Best to all,
July 3, 2004, 11:16 AM
While we are on the subject of slings, I've been having some problems with mine. It's a 54" Turner from the CMP which I picked up with my Garand. I've went over the instructions for sling use over on Fulton Armory's site, and (with much colourful language, but no feather dusters) managed to get it on my arm in what seems to be the proper fashion. Only problem is it's too loose; it's not providing any more support than I would have just holding the rifle to my shoulder with no sling at all. Is this (as I have guessed) a matter of having a too-long sling for the rifle? Can it be compensated for, or should I save this one for whenever I get an AR and order a new sling at the standard length?
July 3, 2004, 01:07 PM
From the way you word your post I'm assuming that you are referring to shooting from standing position ????
Unless you have it rigged as a "hasty sling", a 1907 type sling gives you nothing in the standing position that a commercial carrying strap (aka "sling") does.
The 1907 sling give positional support only when used in the sitting and prone positions. This is where the tension provided by the sling complements the bone support given by the position itself. Standing gives you no real bone support that a sling can complement.
Indeed, NRA and CMP rules both state the the sling may NOT be used in a supporting role while firing the standing position. It must be attached to the rifle, but may not give any form of support to the rifle while shooting.
When shooting from sitting and prone positions the sling can be made as tight as necessary. That's what all those holes are for... moving the frog to the best support location.
July 3, 2004, 07:31 PM
The Ching Sling for most rifles.
July 3, 2004, 07:57 PM
For Hunting I prefer the Safari Slings.
Like here at Cabelas (http://www.cabelas.com/cabelas/en/templates/product/horizontal-item.jhtml?id=0005803220723a&navCount=0&cmCat=srchdx&cm_ven=srchdx&cm_ite=srchdx)

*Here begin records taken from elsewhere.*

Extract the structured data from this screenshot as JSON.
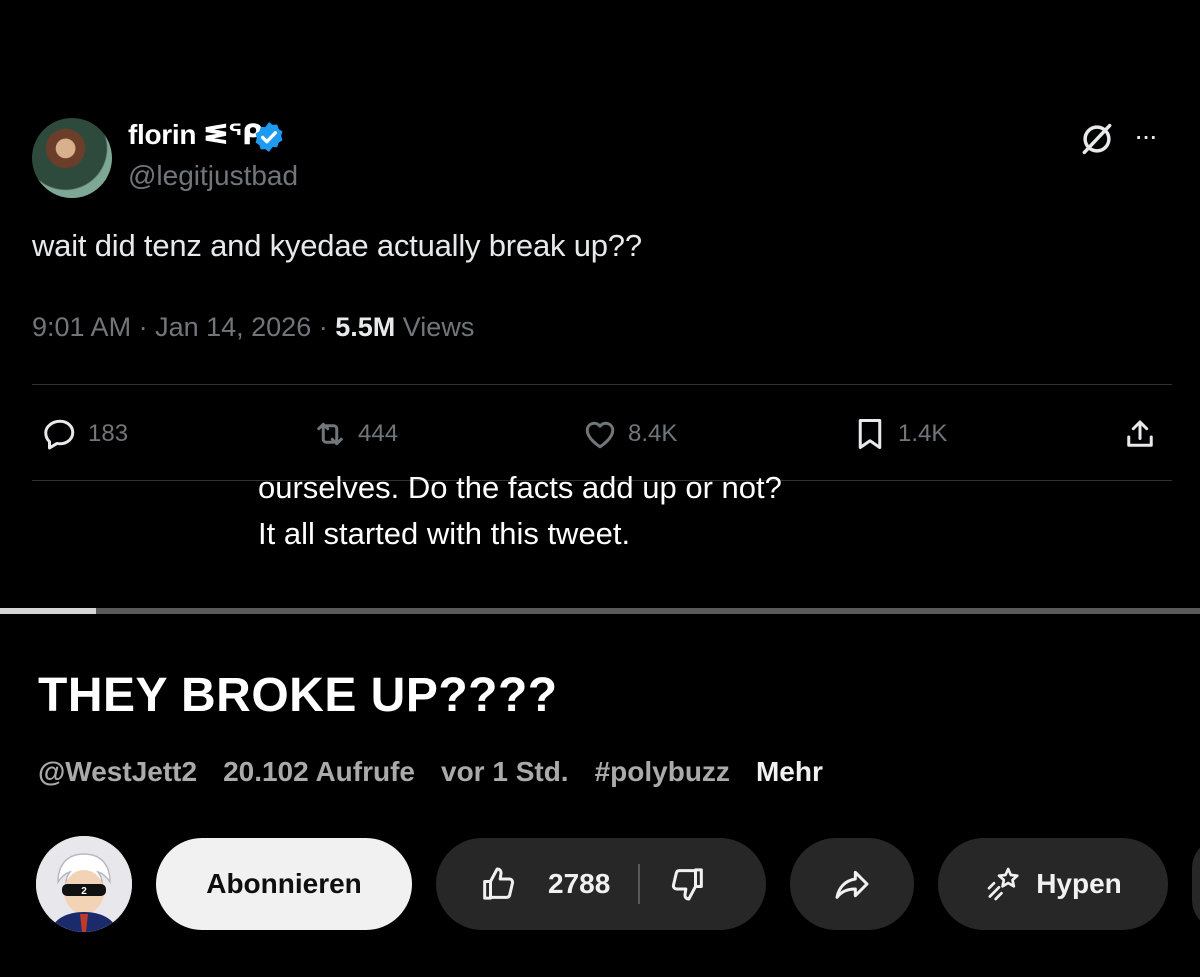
{
  "tweet": {
    "display_name": "florin ᓬᕿ",
    "handle": "@legitjustbad",
    "text": "wait did tenz and kyedae actually break up??",
    "time": "9:01 AM",
    "date": "Jan 14, 2026",
    "views_count": "5.5M",
    "views_label": "Views",
    "replies": "183",
    "reposts": "444",
    "likes": "8.4K",
    "bookmarks": "1.4K"
  },
  "subtitles": {
    "line1": "ourselves. Do the facts add up or not?",
    "line2": "It all started with this tweet."
  },
  "player": {
    "progress_fraction": 0.08
  },
  "video": {
    "title": "THEY BROKE UP????",
    "channel": "@WestJett2",
    "views": "20.102 Aufrufe",
    "age": "vor 1 Std.",
    "hashtag": "#polybuzz",
    "more": "Mehr"
  },
  "actions": {
    "subscribe": "Abonnieren",
    "like_count": "2788",
    "hype": "Hypen"
  },
  "colors": {
    "background": "#000000",
    "verified_blue": "#1d9bf0",
    "muted_text": "#71767b",
    "pill_bg": "#272727"
  }
}
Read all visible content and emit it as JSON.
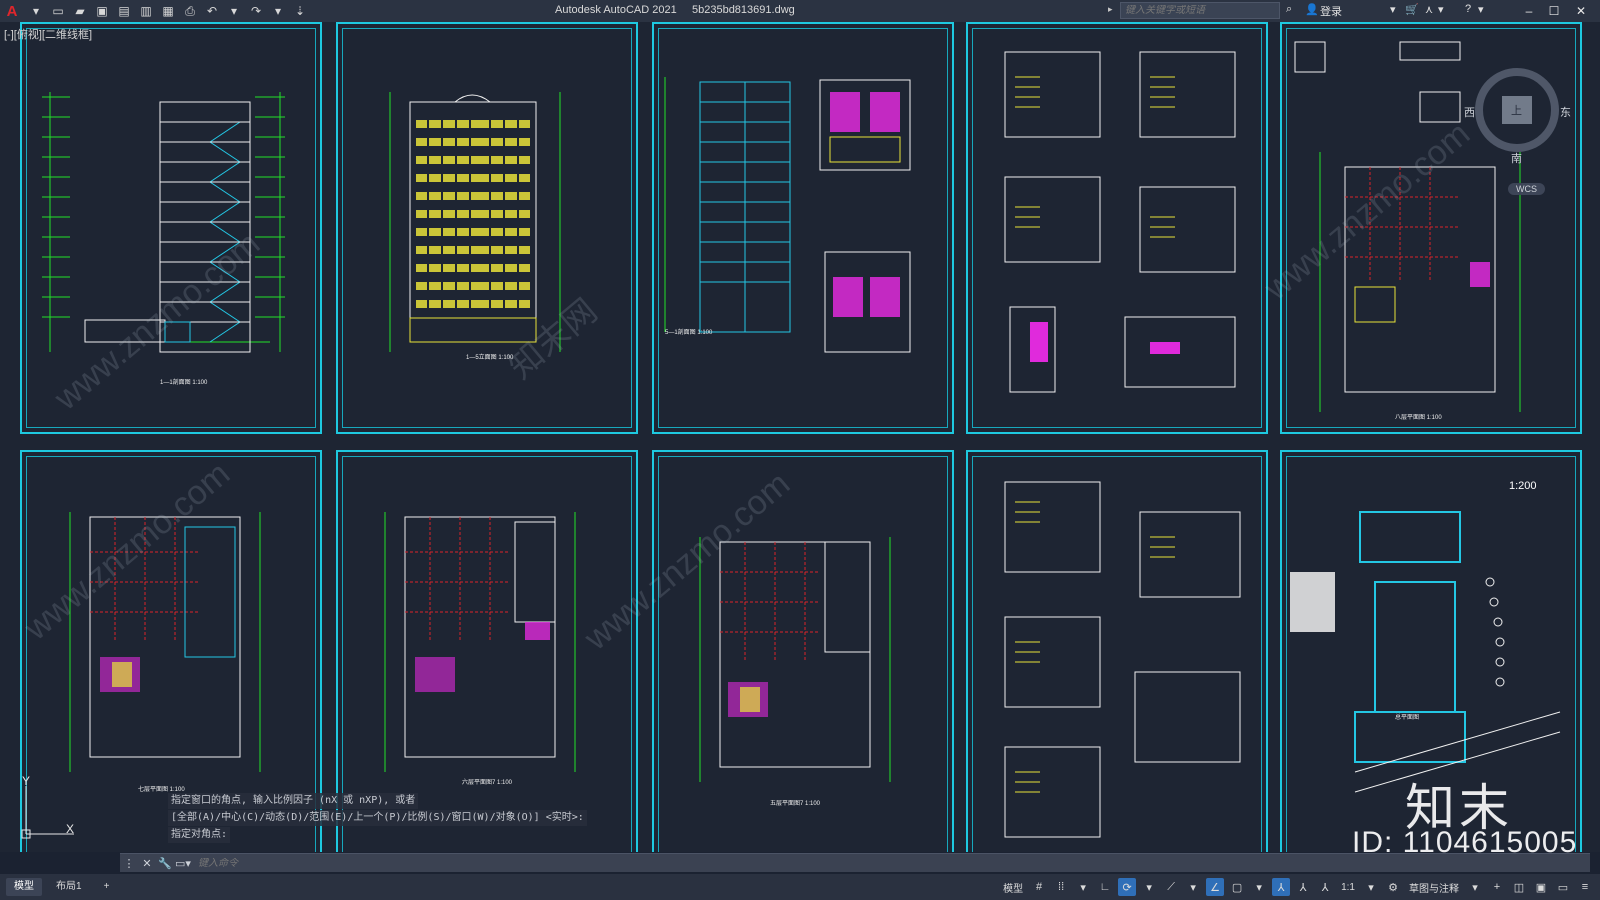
{
  "titlebar": {
    "app_logo": "A",
    "app_name": "Autodesk AutoCAD 2021",
    "file_name": "5b235bd813691.dwg",
    "search_placeholder": "键入关键字或短语",
    "login_label": "登录"
  },
  "viewport": {
    "label": "[-][俯视][二维线框]"
  },
  "sheets": {
    "elevation_title_1": "1—1剖面图 1:100",
    "elevation_title_2": "1—5立面图 1:100",
    "section_title": "5—1剖面图 1:100",
    "plan_title_1": "七层平面图  1:100",
    "plan_title_2": "六层平面图7  1:100",
    "plan_title_3": "五层平面图7  1:100",
    "plan_title_4": "八层平面图  1:100",
    "site_scale": "1:200",
    "site_label": "总平面图"
  },
  "command": {
    "line1": "指定窗口的角点, 输入比例因子 (nX 或 nXP), 或者",
    "line2": "[全部(A)/中心(C)/动态(D)/范围(E)/上一个(P)/比例(S)/窗口(W)/对象(O)] <实时>:",
    "line3": "指定对角点:",
    "input_placeholder": "键入命令"
  },
  "statusbar": {
    "tab_model": "模型",
    "tab_layout1": "布局1",
    "add_tab": "+",
    "model_label": "模型",
    "scale": "1:1",
    "annotation": "草图与注释"
  },
  "viewcube": {
    "west": "西",
    "east": "东",
    "south": "南",
    "top": "上",
    "wcs": "WCS"
  },
  "watermark": {
    "id_text": "ID: 1104615005",
    "logo_text": "知末",
    "diagonal_text": "www.znzmo.com",
    "diagonal_cn": "知末网"
  },
  "ucs": {
    "y": "Y",
    "x": "X"
  },
  "colors": {
    "sheet_border": "#1ec9e0",
    "background": "#1e2533",
    "line_green": "#22e12a",
    "line_yellow": "#e8e23a",
    "line_red": "#d9242a",
    "line_magenta": "#e02adc",
    "line_cyan": "#24c7e4",
    "line_white": "#f0f0f0"
  }
}
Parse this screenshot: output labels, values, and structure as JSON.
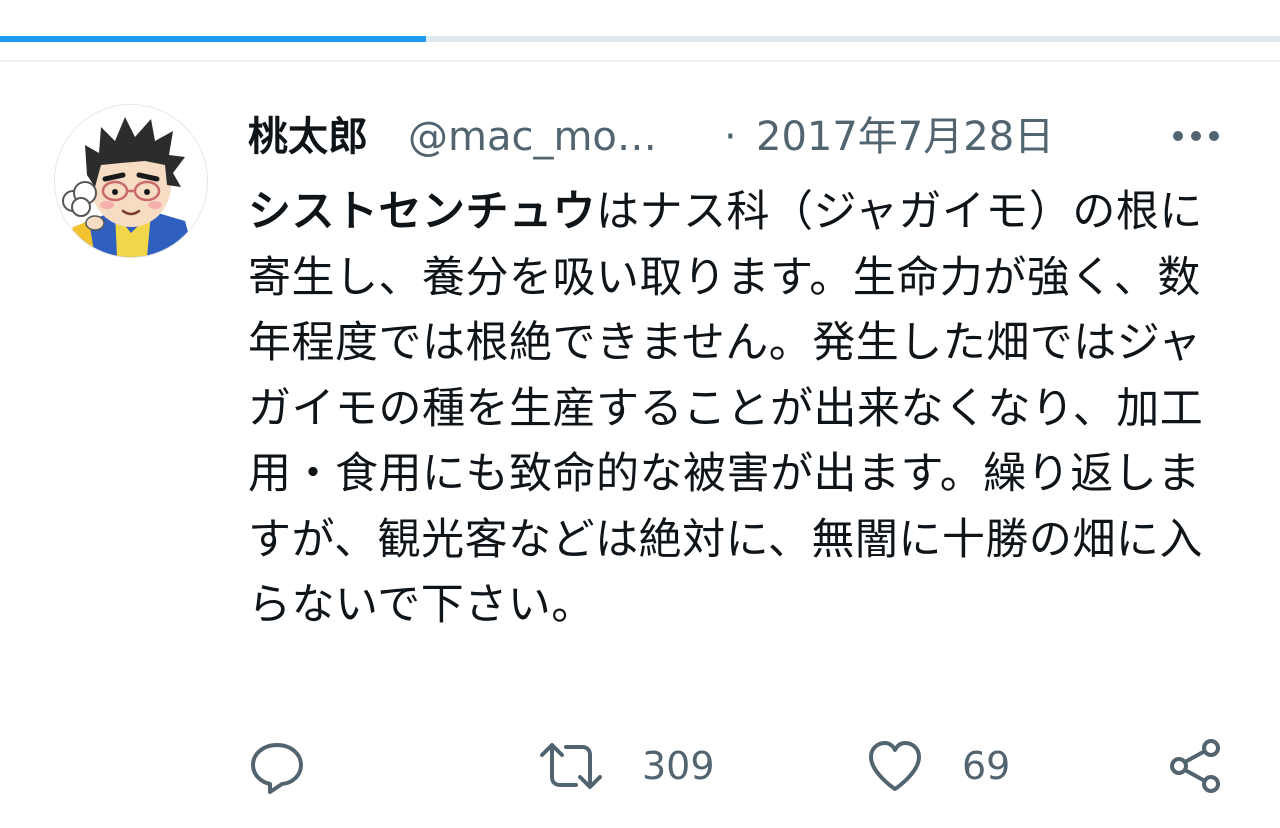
{
  "progress": {
    "fraction": 0.333
  },
  "tweet": {
    "display_name": "桃太郎",
    "handle": "@mac_mo…",
    "separator": "·",
    "date": "2017年7月28日",
    "text_bold": "シストセンチュウ",
    "text_rest": "はナス科（ジャガイモ）の根に寄生し、養分を吸い取ります。生命力が強く、数年程度では根絶できません。発生した畑ではジャガイモの種を生産することが出来なくなり、加工用・食用にも致命的な被害が出ます。繰り返しますが、観光客などは絶対に、無闇に十勝の畑に入らないで下さい。"
  },
  "actions": {
    "reply": {
      "icon": "reply-icon"
    },
    "retweet": {
      "icon": "retweet-icon",
      "count": "309"
    },
    "like": {
      "icon": "heart-icon",
      "count": "69"
    },
    "share": {
      "icon": "share-icon"
    }
  },
  "colors": {
    "accent": "#1d9bf0",
    "secondary_text": "#536471",
    "primary_text": "#0f1419"
  }
}
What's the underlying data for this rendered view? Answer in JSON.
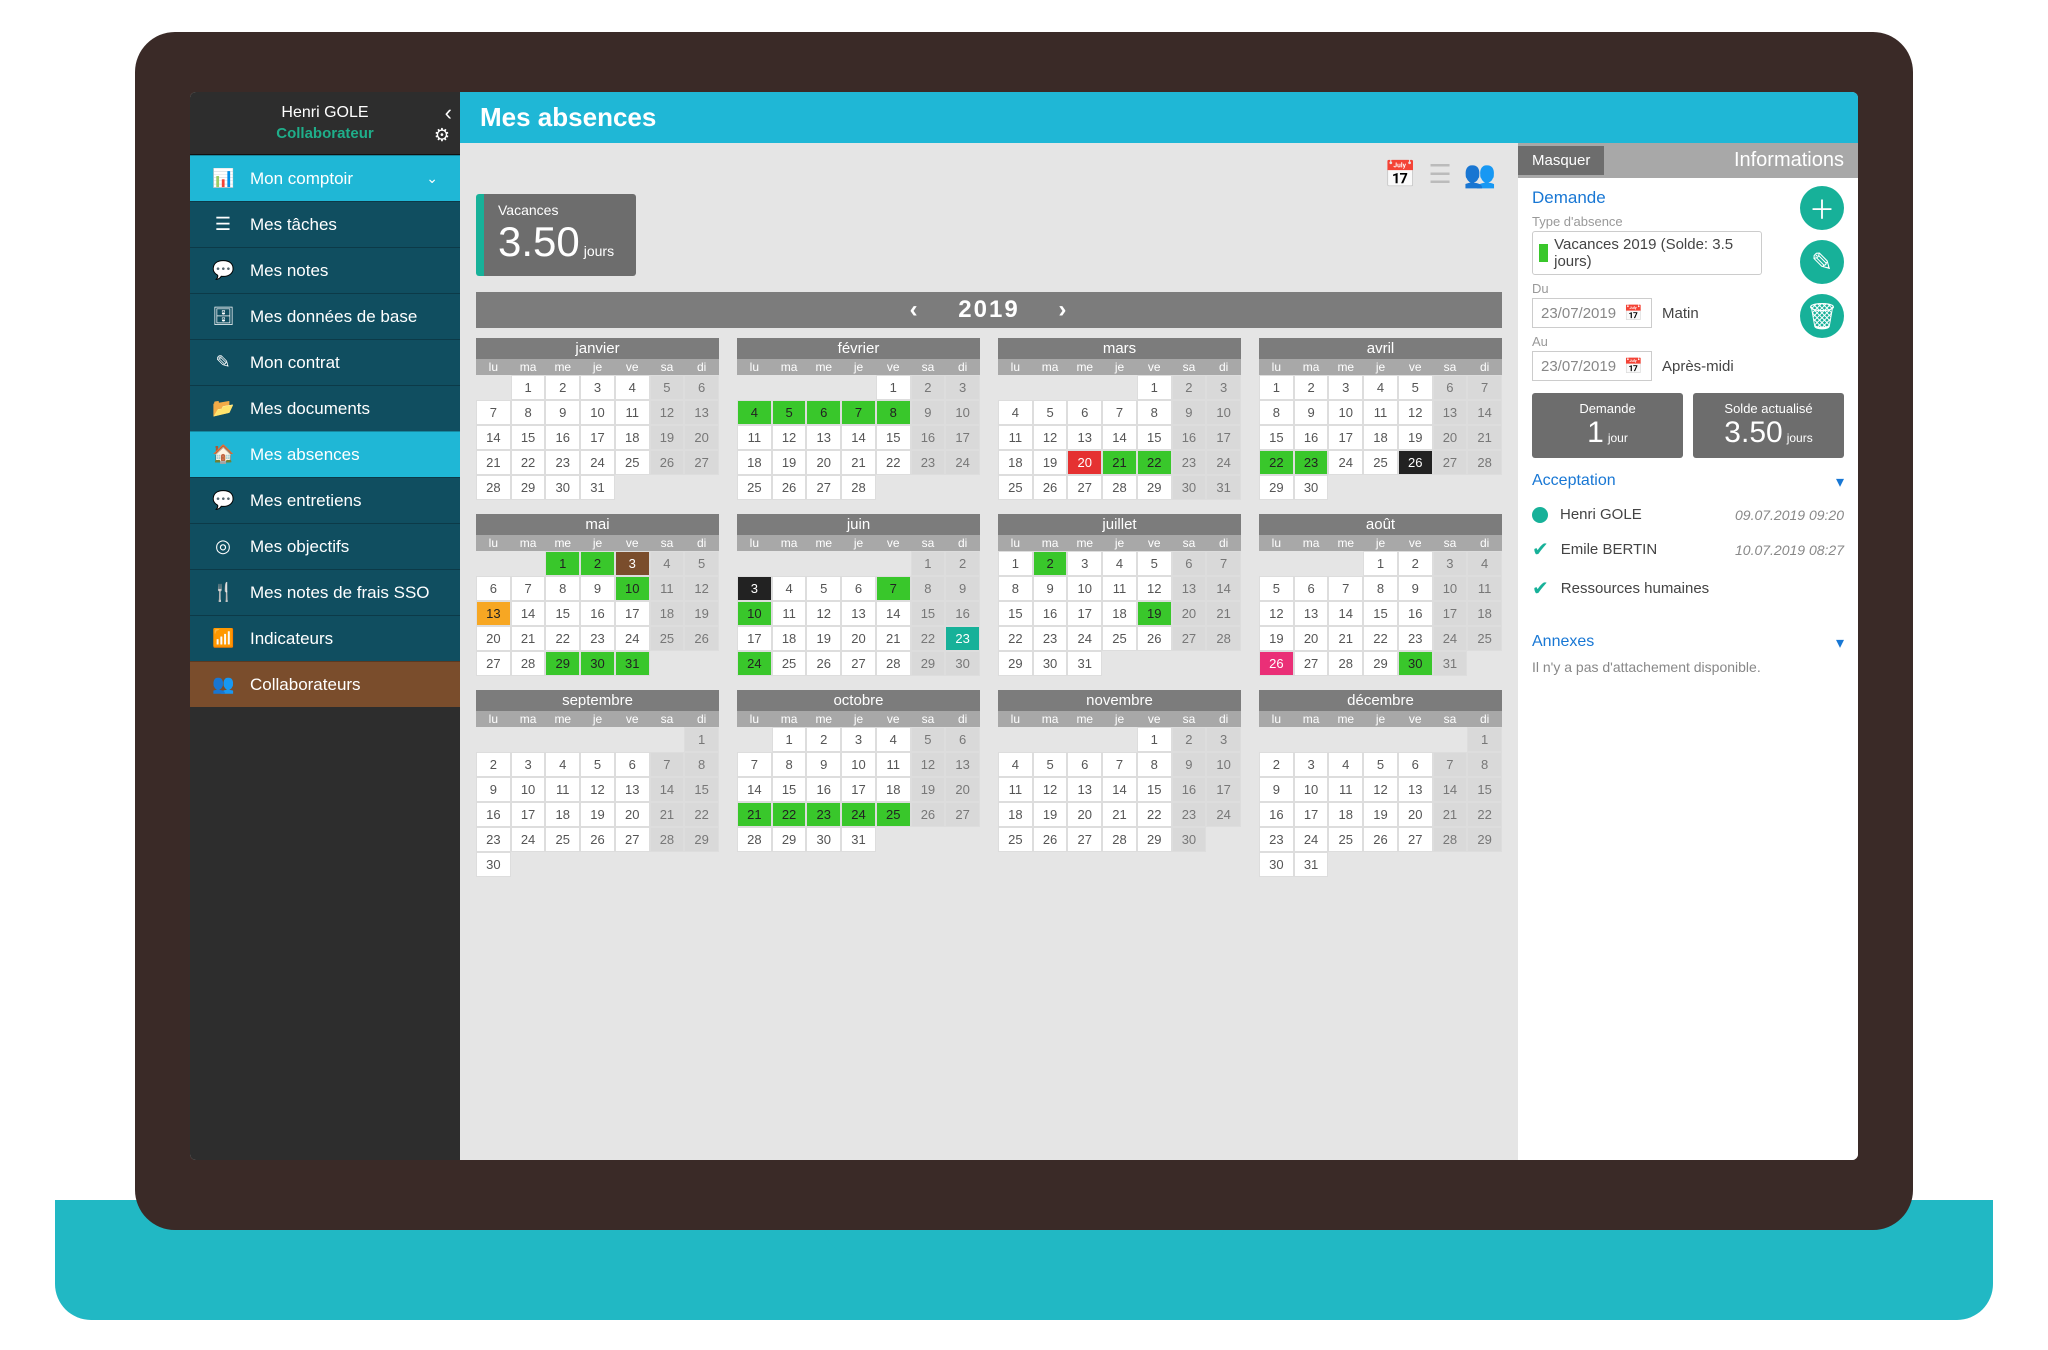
{
  "sidebar": {
    "user": "Henri GOLE",
    "role": "Collaborateur",
    "items": [
      {
        "icon": "📊",
        "label": "Mon comptoir",
        "parent": true,
        "cls": "hi"
      },
      {
        "icon": "☰",
        "label": "Mes tâches"
      },
      {
        "icon": "💬",
        "label": "Mes notes"
      },
      {
        "icon": "🗄",
        "label": "Mes données de base"
      },
      {
        "icon": "✎",
        "label": "Mon contrat"
      },
      {
        "icon": "📂",
        "label": "Mes documents"
      },
      {
        "icon": "🏠",
        "label": "Mes absences",
        "cls": "hi"
      },
      {
        "icon": "💬",
        "label": "Mes entretiens"
      },
      {
        "icon": "◎",
        "label": "Mes objectifs"
      },
      {
        "icon": "🍴",
        "label": "Mes notes de frais SSO"
      },
      {
        "icon": "📶",
        "label": "Indicateurs"
      },
      {
        "icon": "👥",
        "label": "Collaborateurs",
        "cls": "collab"
      }
    ]
  },
  "title": "Mes absences",
  "vacCard": {
    "title": "Vacances",
    "value": "3.50",
    "unit": "jours"
  },
  "year": "2019",
  "dows": [
    "lu",
    "ma",
    "me",
    "je",
    "ve",
    "sa",
    "di"
  ],
  "months": [
    {
      "name": "janvier",
      "lead": 1,
      "days": 31,
      "marks": {}
    },
    {
      "name": "février",
      "lead": 4,
      "days": 28,
      "marks": {
        "4": "g",
        "5": "g",
        "6": "g",
        "7": "g",
        "8": "g"
      }
    },
    {
      "name": "mars",
      "lead": 4,
      "days": 31,
      "marks": {
        "20": "rd",
        "21": "g",
        "22": "g"
      }
    },
    {
      "name": "avril",
      "lead": 0,
      "days": 30,
      "marks": {
        "22": "g",
        "23": "g",
        "26": "bk"
      }
    },
    {
      "name": "mai",
      "lead": 2,
      "days": 31,
      "marks": {
        "1": "g",
        "2": "g",
        "3": "br",
        "10": "g",
        "13": "or",
        "29": "g",
        "30": "g",
        "31": "g"
      }
    },
    {
      "name": "juin",
      "lead": 5,
      "days": 30,
      "marks": {
        "3": "bk",
        "7": "g",
        "10": "g",
        "23": "t",
        "24": "g"
      }
    },
    {
      "name": "juillet",
      "lead": 0,
      "days": 31,
      "marks": {
        "2": "g",
        "19": "g"
      }
    },
    {
      "name": "août",
      "lead": 3,
      "days": 31,
      "marks": {
        "26": "pk",
        "30": "g"
      }
    },
    {
      "name": "septembre",
      "lead": 6,
      "days": 30,
      "marks": {}
    },
    {
      "name": "octobre",
      "lead": 1,
      "days": 31,
      "marks": {
        "21": "g",
        "22": "g",
        "23": "g",
        "24": "g",
        "25": "g"
      }
    },
    {
      "name": "novembre",
      "lead": 4,
      "days": 30,
      "marks": {}
    },
    {
      "name": "décembre",
      "lead": 6,
      "days": 31,
      "marks": {}
    }
  ],
  "panel": {
    "mask": "Masquer",
    "info": "Informations",
    "demande": "Demande",
    "typeLabel": "Type d'absence",
    "typeValue": "Vacances 2019 (Solde: 3.5 jours)",
    "duLabel": "Du",
    "du": "23/07/2019",
    "duHalf": "Matin",
    "auLabel": "Au",
    "au": "23/07/2019",
    "auHalf": "Après-midi",
    "tot1": {
      "t": "Demande",
      "v": "1",
      "u": "jour"
    },
    "tot2": {
      "t": "Solde actualisé",
      "v": "3.50",
      "u": "jours"
    },
    "accept": "Acceptation",
    "steps": [
      {
        "k": "dot",
        "name": "Henri GOLE",
        "date": "09.07.2019 09:20"
      },
      {
        "k": "chk",
        "name": "Emile BERTIN",
        "date": "10.07.2019 08:27"
      },
      {
        "k": "chk",
        "name": "Ressources humaines",
        "date": ""
      }
    ],
    "annex": "Annexes",
    "annexEmpty": "Il n'y a pas d'attachement disponible."
  }
}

But they aren't leather.
July 3, 2004, 08:46 PM
I use a 1907 style leather sling on my hunting rifle... makes a big difference in stability.
Funny, I even have one on my Marlin 995... for squirrels and such.
And it's the ONLY kind of sling I own.... you should see the funny looks I get when it's mounted on my 870.
July 3, 2004, 08:47 PM
Boyt Harness Company makes some of the finest leather products you'll find...they were contractors for slings and other leather goods during WWI & WWII.
Boyt expanded its line of leather products for the first time during World War I, when it contracted with the United States Government to supply leather goods to the American forces fighting overseas. These initial military contracts includes Boyt’s first production run of gun cases, holsters and rifle slings. At the start of World War II, the Boyt Harness Company again contracted with the U. S. Government to design and manufacture high quality military equipment including Jeep scabbards, holsters, ammo belts, and paratrooper carbine cases. The production of wartime leather products made Boyt one of the largest employers in Iowa.